> WHAT YOU HAVE TO DO
This exercise calls for retyping every line below exactly, with the images omitted.

Records from a data source:
-=-=-=-=-
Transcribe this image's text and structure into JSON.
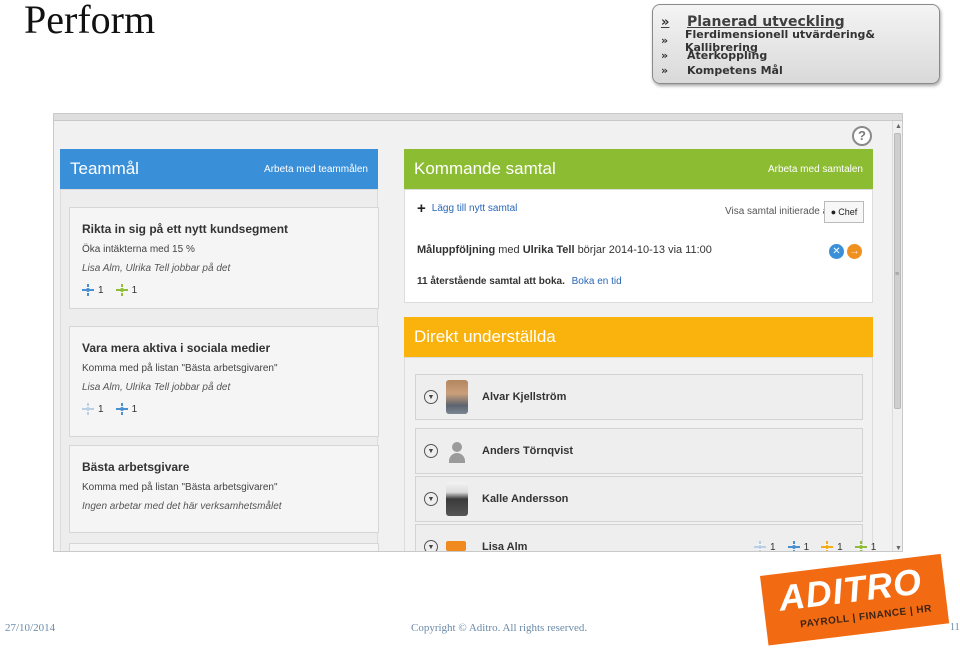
{
  "slide": {
    "title": "Perform",
    "agenda": {
      "bullet": "»",
      "items": [
        "Planerad utveckling",
        "Flerdimensionell utvärdering& Kallibrering",
        "Återkoppling",
        "Kompetens Mål"
      ]
    }
  },
  "app": {
    "help_label": "?",
    "team_panel": {
      "title": "Teammål",
      "link": "Arbeta med teammålen",
      "color": "#3a8fd9",
      "goals": [
        {
          "title": "Rikta in sig på ett nytt kundsegment",
          "desc": "Öka intäkterna med 15 %",
          "owner": "Lisa Alm, Ulrika Tell jobbar på det",
          "stat_a": "1",
          "stat_b": "1"
        },
        {
          "title": "Vara mera aktiva i sociala medier",
          "desc": "Komma med på listan \"Bästa arbetsgivaren\"",
          "owner": "Lisa Alm, Ulrika Tell jobbar på det",
          "stat_a": "1",
          "stat_b": "1"
        },
        {
          "title": "Bästa arbetsgivare",
          "desc": "Komma med på listan \"Bästa arbetsgivaren\"",
          "owner": "Ingen arbetar med det här verksamhetsmålet"
        }
      ]
    },
    "meetings_panel": {
      "title": "Kommande samtal",
      "link": "Arbeta med samtalen",
      "color": "#8cbc31",
      "add_label": "Lägg till nytt samtal",
      "filter_label": "Visa samtal initierade av:",
      "chef_label": "Chef",
      "meeting": {
        "type": "Måluppföljning",
        "with_word": "med",
        "person": "Ulrika Tell",
        "starts_text": "börjar 2014-10-13 via 11:00"
      },
      "remaining": {
        "text": "11 återstående samtal att boka.",
        "book_link": "Boka en tid"
      }
    },
    "direct_panel": {
      "title": "Direkt underställda",
      "color": "#f9b30c",
      "people": [
        {
          "name": "Alvar Kjellström",
          "avatar": "photo"
        },
        {
          "name": "Anders Törnqvist",
          "avatar": "generic"
        },
        {
          "name": "Kalle Andersson",
          "avatar": "photo"
        },
        {
          "name": "Lisa Alm",
          "avatar": "logo",
          "stats": [
            "1",
            "1",
            "1",
            "1"
          ]
        }
      ]
    }
  },
  "footer": {
    "date": "27/10/2014",
    "copyright": "Copyright © Aditro. All rights reserved.",
    "page": "11",
    "logo_word": "ADITRO",
    "logo_sub": "PAYROLL | FINANCE | HR",
    "logo_color": "#f26b12"
  }
}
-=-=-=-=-
> TASK SOLUTION
Transcribe this image's text and structure into JSON.
{
  "slide": {
    "title": "Perform",
    "agenda": {
      "bullet": "»",
      "items": [
        "Planerad utveckling",
        "Flerdimensionell utvärdering& Kallibrering",
        "Återkoppling",
        "Kompetens Mål"
      ]
    }
  },
  "app": {
    "help_label": "?",
    "team_panel": {
      "title": "Teammål",
      "link": "Arbeta med teammålen",
      "color": "#3a8fd9",
      "goals": [
        {
          "title": "Rikta in sig på ett nytt kundsegment",
          "desc": "Öka intäkterna med 15 %",
          "owner": "Lisa Alm, Ulrika Tell jobbar på det",
          "stat_a": "1",
          "stat_b": "1"
        },
        {
          "title": "Vara mera aktiva i sociala medier",
          "desc": "Komma med på listan \"Bästa arbetsgivaren\"",
          "owner": "Lisa Alm, Ulrika Tell jobbar på det",
          "stat_a": "1",
          "stat_b": "1"
        },
        {
          "title": "Bästa arbetsgivare",
          "desc": "Komma med på listan \"Bästa arbetsgivaren\"",
          "owner": "Ingen arbetar med det här verksamhetsmålet"
        }
      ]
    },
    "meetings_panel": {
      "title": "Kommande samtal",
      "link": "Arbeta med samtalen",
      "color": "#8cbc31",
      "add_label": "Lägg till nytt samtal",
      "filter_label": "Visa samtal initierade av:",
      "chef_label": "Chef",
      "meeting": {
        "type": "Måluppföljning",
        "with_word": "med",
        "person": "Ulrika Tell",
        "starts_text": "börjar 2014-10-13 via 11:00"
      },
      "remaining": {
        "text": "11 återstående samtal att boka.",
        "book_link": "Boka en tid"
      }
    },
    "direct_panel": {
      "title": "Direkt underställda",
      "color": "#f9b30c",
      "people": [
        {
          "name": "Alvar Kjellström",
          "avatar": "photo"
        },
        {
          "name": "Anders Törnqvist",
          "avatar": "generic"
        },
        {
          "name": "Kalle Andersson",
          "avatar": "photo"
        },
        {
          "name": "Lisa Alm",
          "avatar": "logo",
          "stats": [
            "1",
            "1",
            "1",
            "1"
          ]
        }
      ]
    }
  },
  "footer": {
    "date": "27/10/2014",
    "copyright": "Copyright © Aditro. All rights reserved.",
    "page": "11",
    "logo_word": "ADITRO",
    "logo_sub": "PAYROLL | FINANCE | HR",
    "logo_color": "#f26b12"
  }
}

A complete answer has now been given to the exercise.